Tally the lines of the listing that contain the word "Initial", then give the total and nothing else.

TASK INPUT:
▶
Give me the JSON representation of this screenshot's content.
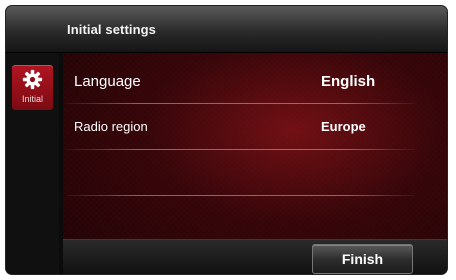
{
  "header": {
    "title": "Initial settings"
  },
  "sidebar": {
    "tab": {
      "label": "Initial",
      "icon": "gear-icon",
      "color": "#a6111c"
    }
  },
  "settings": {
    "rows": [
      {
        "label": "Language",
        "value": "English"
      },
      {
        "label": "Radio region",
        "value": "Europe"
      }
    ]
  },
  "footer": {
    "finish_label": "Finish"
  }
}
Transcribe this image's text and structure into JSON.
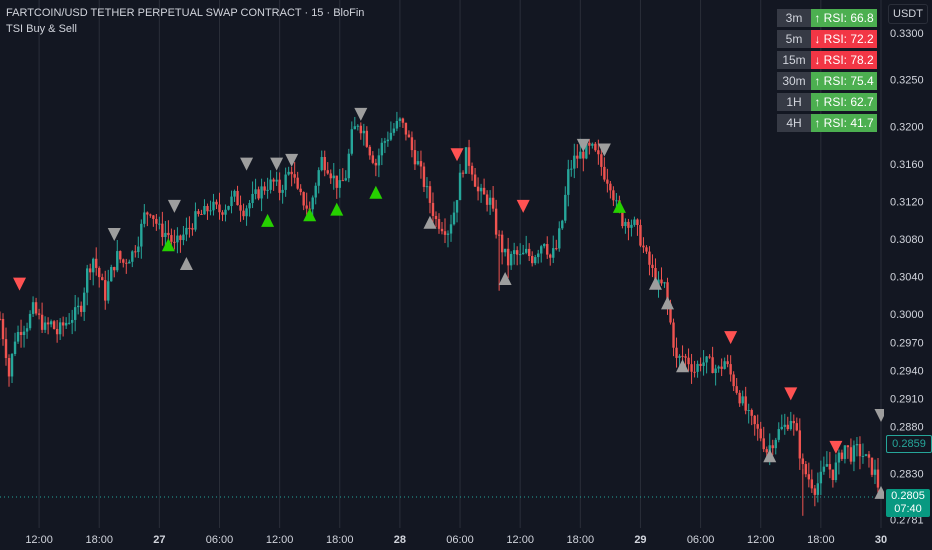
{
  "header": {
    "title": "FARTCOIN/USD TETHER PERPETUAL SWAP CONTRACT · 15 · BloFin",
    "indicator": "TSI Buy & Sell"
  },
  "price_axis": {
    "unit": "USDT",
    "marked_price": "0.2859",
    "current_price": "0.2805",
    "countdown": "07:40"
  },
  "rsi_table": [
    {
      "tf": "3m",
      "text": "↑ RSI: 66.8",
      "color": "#4caf50"
    },
    {
      "tf": "5m",
      "text": "↓ RSI: 72.2",
      "color": "#f23645"
    },
    {
      "tf": "15m",
      "text": "↓ RSI: 78.2",
      "color": "#f23645"
    },
    {
      "tf": "30m",
      "text": "↑ RSI: 75.4",
      "color": "#4caf50"
    },
    {
      "tf": "1H",
      "text": "↑ RSI: 62.7",
      "color": "#4caf50"
    },
    {
      "tf": "4H",
      "text": "↑ RSI: 41.7",
      "color": "#4caf50"
    }
  ],
  "colors": {
    "background": "#131722",
    "bull": "#26a69a",
    "bear": "#ef5350",
    "grid": "#2a2e39",
    "buy_signal": "#26d100",
    "sell_signal": "#ff5252",
    "neutral_signal": "#9e9e9e"
  },
  "chart_data": {
    "type": "candlestick",
    "y_ticks": [
      "0.3300",
      "0.3250",
      "0.3200",
      "0.3160",
      "0.3120",
      "0.3080",
      "0.3040",
      "0.3000",
      "0.2970",
      "0.2940",
      "0.2910",
      "0.2880",
      "0.2830",
      "0.2781"
    ],
    "x_ticks": [
      "12:00",
      "18:00",
      "27",
      "06:00",
      "12:00",
      "18:00",
      "28",
      "06:00",
      "12:00",
      "18:00",
      "29",
      "06:00",
      "12:00",
      "18:00",
      "30"
    ],
    "x_tick_positions": [
      1.5,
      3.5,
      5.5,
      7.5,
      9.5,
      11.5,
      13.5,
      15.5,
      17.5,
      19.5,
      21.5,
      23.5,
      25.5,
      27.5,
      29.5
    ],
    "x_range": [
      0.2,
      29.6
    ],
    "ylim": [
      0.2772,
      0.3335
    ],
    "close_path": [
      [
        0.2,
        0.2995
      ],
      [
        0.4,
        0.296
      ],
      [
        0.5,
        0.2935
      ],
      [
        0.7,
        0.2975
      ],
      [
        0.9,
        0.2985
      ],
      [
        1.1,
        0.299
      ],
      [
        1.3,
        0.3005
      ],
      [
        1.5,
        0.2995
      ],
      [
        1.7,
        0.2985
      ],
      [
        1.9,
        0.299
      ],
      [
        2.1,
        0.298
      ],
      [
        2.3,
        0.2988
      ],
      [
        2.5,
        0.2995
      ],
      [
        2.7,
        0.3
      ],
      [
        2.9,
        0.301
      ],
      [
        3.1,
        0.3045
      ],
      [
        3.3,
        0.306
      ],
      [
        3.5,
        0.304
      ],
      [
        3.7,
        0.302
      ],
      [
        3.9,
        0.3045
      ],
      [
        4.1,
        0.3062
      ],
      [
        4.3,
        0.3055
      ],
      [
        4.6,
        0.3065
      ],
      [
        4.8,
        0.308
      ],
      [
        5.0,
        0.3105
      ],
      [
        5.2,
        0.3112
      ],
      [
        5.5,
        0.309
      ],
      [
        5.8,
        0.3085
      ],
      [
        6.0,
        0.3072
      ],
      [
        6.2,
        0.308
      ],
      [
        6.4,
        0.3088
      ],
      [
        6.7,
        0.3102
      ],
      [
        7.0,
        0.3108
      ],
      [
        7.2,
        0.3115
      ],
      [
        7.5,
        0.311
      ],
      [
        7.8,
        0.3118
      ],
      [
        8.0,
        0.3125
      ],
      [
        8.3,
        0.3112
      ],
      [
        8.6,
        0.3122
      ],
      [
        8.8,
        0.313
      ],
      [
        9.1,
        0.3138
      ],
      [
        9.3,
        0.314
      ],
      [
        9.5,
        0.3132
      ],
      [
        9.7,
        0.3145
      ],
      [
        9.9,
        0.3155
      ],
      [
        10.1,
        0.3128
      ],
      [
        10.3,
        0.312
      ],
      [
        10.5,
        0.311
      ],
      [
        10.7,
        0.314
      ],
      [
        10.9,
        0.3165
      ],
      [
        11.1,
        0.3158
      ],
      [
        11.3,
        0.3145
      ],
      [
        11.5,
        0.3135
      ],
      [
        11.7,
        0.3148
      ],
      [
        11.9,
        0.319
      ],
      [
        12.1,
        0.3205
      ],
      [
        12.3,
        0.3195
      ],
      [
        12.5,
        0.3175
      ],
      [
        12.7,
        0.316
      ],
      [
        12.9,
        0.318
      ],
      [
        13.1,
        0.319
      ],
      [
        13.3,
        0.3198
      ],
      [
        13.5,
        0.3205
      ],
      [
        13.7,
        0.3195
      ],
      [
        13.9,
        0.3175
      ],
      [
        14.1,
        0.316
      ],
      [
        14.3,
        0.314
      ],
      [
        14.5,
        0.312
      ],
      [
        14.7,
        0.31
      ],
      [
        14.9,
        0.3095
      ],
      [
        15.1,
        0.309
      ],
      [
        15.3,
        0.311
      ],
      [
        15.5,
        0.3145
      ],
      [
        15.7,
        0.317
      ],
      [
        15.9,
        0.3155
      ],
      [
        16.1,
        0.313
      ],
      [
        16.3,
        0.3125
      ],
      [
        16.5,
        0.312
      ],
      [
        16.7,
        0.309
      ],
      [
        16.9,
        0.307
      ],
      [
        17.1,
        0.3055
      ],
      [
        17.3,
        0.3065
      ],
      [
        17.5,
        0.306
      ],
      [
        17.7,
        0.3065
      ],
      [
        17.9,
        0.306
      ],
      [
        18.1,
        0.307
      ],
      [
        18.3,
        0.308
      ],
      [
        18.5,
        0.306
      ],
      [
        18.7,
        0.307
      ],
      [
        18.9,
        0.31
      ],
      [
        19.1,
        0.315
      ],
      [
        19.3,
        0.3165
      ],
      [
        19.5,
        0.317
      ],
      [
        19.7,
        0.3175
      ],
      [
        19.9,
        0.3175
      ],
      [
        20.1,
        0.3165
      ],
      [
        20.3,
        0.315
      ],
      [
        20.5,
        0.314
      ],
      [
        20.7,
        0.3115
      ],
      [
        20.9,
        0.31
      ],
      [
        21.1,
        0.31
      ],
      [
        21.3,
        0.3095
      ],
      [
        21.5,
        0.308
      ],
      [
        21.7,
        0.306
      ],
      [
        21.9,
        0.3045
      ],
      [
        22.1,
        0.303
      ],
      [
        22.3,
        0.303
      ],
      [
        22.5,
        0.299
      ],
      [
        22.7,
        0.295
      ],
      [
        22.9,
        0.2955
      ],
      [
        23.1,
        0.295
      ],
      [
        23.3,
        0.294
      ],
      [
        23.5,
        0.295
      ],
      [
        23.7,
        0.2948
      ],
      [
        23.9,
        0.2945
      ],
      [
        24.1,
        0.294
      ],
      [
        24.3,
        0.295
      ],
      [
        24.5,
        0.2935
      ],
      [
        24.7,
        0.292
      ],
      [
        24.9,
        0.2905
      ],
      [
        25.1,
        0.289
      ],
      [
        25.3,
        0.288
      ],
      [
        25.5,
        0.287
      ],
      [
        25.7,
        0.2855
      ],
      [
        25.9,
        0.2865
      ],
      [
        26.1,
        0.2875
      ],
      [
        26.3,
        0.288
      ],
      [
        26.5,
        0.289
      ],
      [
        26.7,
        0.287
      ],
      [
        26.9,
        0.2835
      ],
      [
        27.1,
        0.2825
      ],
      [
        27.3,
        0.2815
      ],
      [
        27.5,
        0.2825
      ],
      [
        27.7,
        0.284
      ],
      [
        27.9,
        0.283
      ],
      [
        28.1,
        0.2845
      ],
      [
        28.3,
        0.286
      ],
      [
        28.5,
        0.285
      ],
      [
        28.7,
        0.2855
      ],
      [
        28.9,
        0.285
      ],
      [
        29.1,
        0.284
      ],
      [
        29.3,
        0.283
      ],
      [
        29.5,
        0.2805
      ]
    ],
    "buy_signals": [
      [
        5.8,
        0.3074
      ],
      [
        9.1,
        0.31
      ],
      [
        10.5,
        0.3106
      ],
      [
        11.4,
        0.3112
      ],
      [
        12.7,
        0.313
      ],
      [
        20.8,
        0.3115
      ]
    ],
    "sell_signals": [
      [
        0.85,
        0.3032
      ],
      [
        15.4,
        0.317
      ],
      [
        17.6,
        0.3115
      ],
      [
        24.5,
        0.2975
      ],
      [
        26.5,
        0.2915
      ],
      [
        28.0,
        0.2858
      ]
    ],
    "neutral_up": [
      [
        0.0,
        0.298
      ],
      [
        6.4,
        0.3054
      ],
      [
        14.5,
        0.3098
      ],
      [
        17.0,
        0.3038
      ],
      [
        22.0,
        0.3033
      ],
      [
        22.4,
        0.3012
      ],
      [
        22.9,
        0.2945
      ],
      [
        25.8,
        0.2849
      ],
      [
        29.5,
        0.281
      ]
    ],
    "neutral_down": [
      [
        4.0,
        0.3085
      ],
      [
        6.0,
        0.3115
      ],
      [
        8.4,
        0.316
      ],
      [
        9.4,
        0.316
      ],
      [
        9.9,
        0.3164
      ],
      [
        12.2,
        0.3213
      ],
      [
        19.6,
        0.318
      ],
      [
        20.3,
        0.3175
      ],
      [
        29.5,
        0.2892
      ]
    ],
    "extra_wicks": [
      [
        16.8,
        0.3025
      ],
      [
        26.9,
        0.2785
      ]
    ]
  }
}
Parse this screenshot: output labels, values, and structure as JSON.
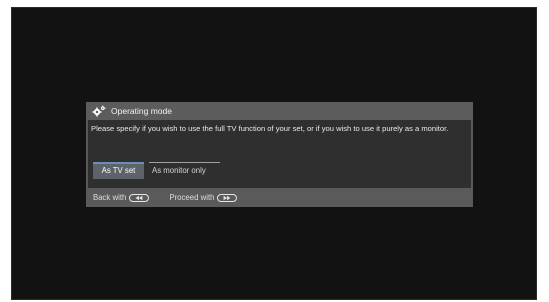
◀
ANSWER BOX: 2